CHL hearing loss is a mechanical problem: for some reason, your outer or middle ear isn't able to vibrate properly in response to sound waves. Causes include too much ear wax, fluid due to infection, a hole in the eardrum, and otosclerosis, which is an overgrowth of the bone in your middle ear.

SNHL is the most common type of hearing loss and is caused by noise exposure, medications and age, to name a few. "Though hearing loss is often attributed to natural aging, in fact, hearing loss may be congenital (inherited) or exacerbated by excessive noise," says Leigh Ann Watts, Au.D., CCC-A, an audiologist at Beneficial Hearing Aid Center who treated Koele. "Noise is all around us, every day, from television to lawn mowers to household appliances. It's unavoidable, yet can be harmful in excess."

What Counts as Excessive Noise?

Frightening fact: Hearing loss can occur after a one-time noise exposure at 120 decibels, such as gunfire, or continuous noise exposure to dangerous levels of 85 decibels or above over a prolonged period of time.
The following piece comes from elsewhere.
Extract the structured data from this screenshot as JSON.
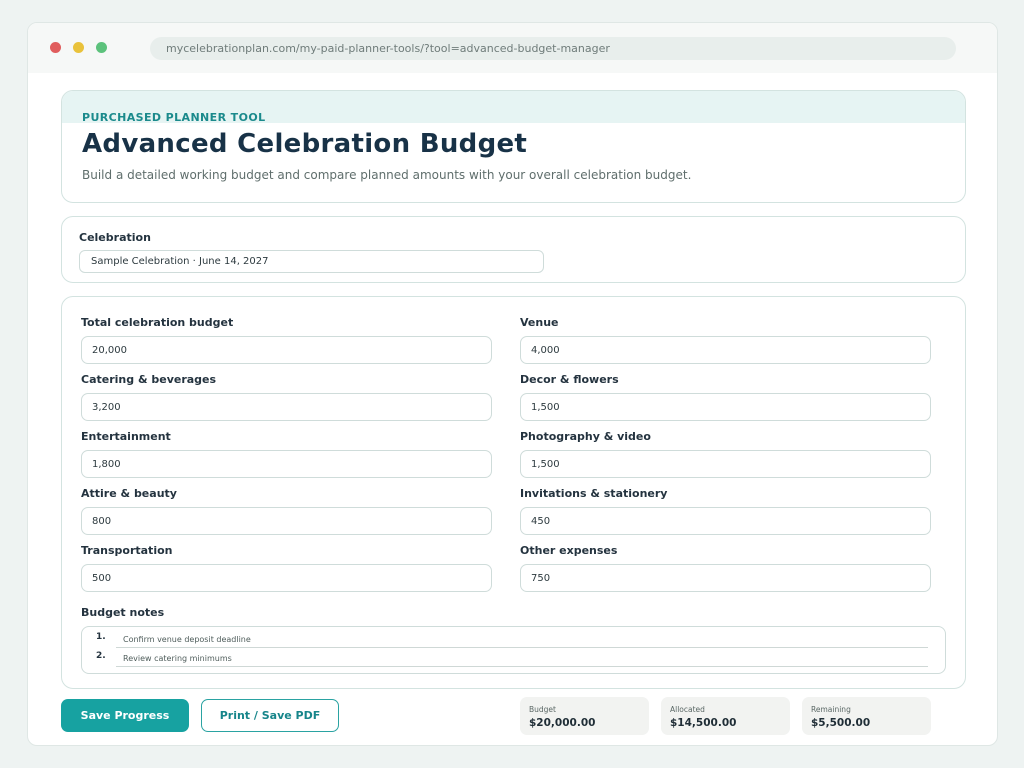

It's important to know what levels are safe in order to protect your hearing:

110-140 decibels:

  • Rock concert or jet engine
  • Firecracker
  • Nail gun
  • Ambulance siren
  • Chainsaw
  • Home stereo speakers at maximum volume

* Just 1 minute of exposure to noises at this level can result in permanent hearing loss, according to the National Institutes of Health.

85-100 decibels:

  • Garbage truck
  • Power mower
  • Motorcycle
  • Snowmobile
  • Jackhammer

* Continual exposure to noises in this range can cause permanent hearing loss.

Audiology experts at Beltone suggest not exposing yourself to sound that registers above 75 decibels. To find out how you can improve your hearing, click here.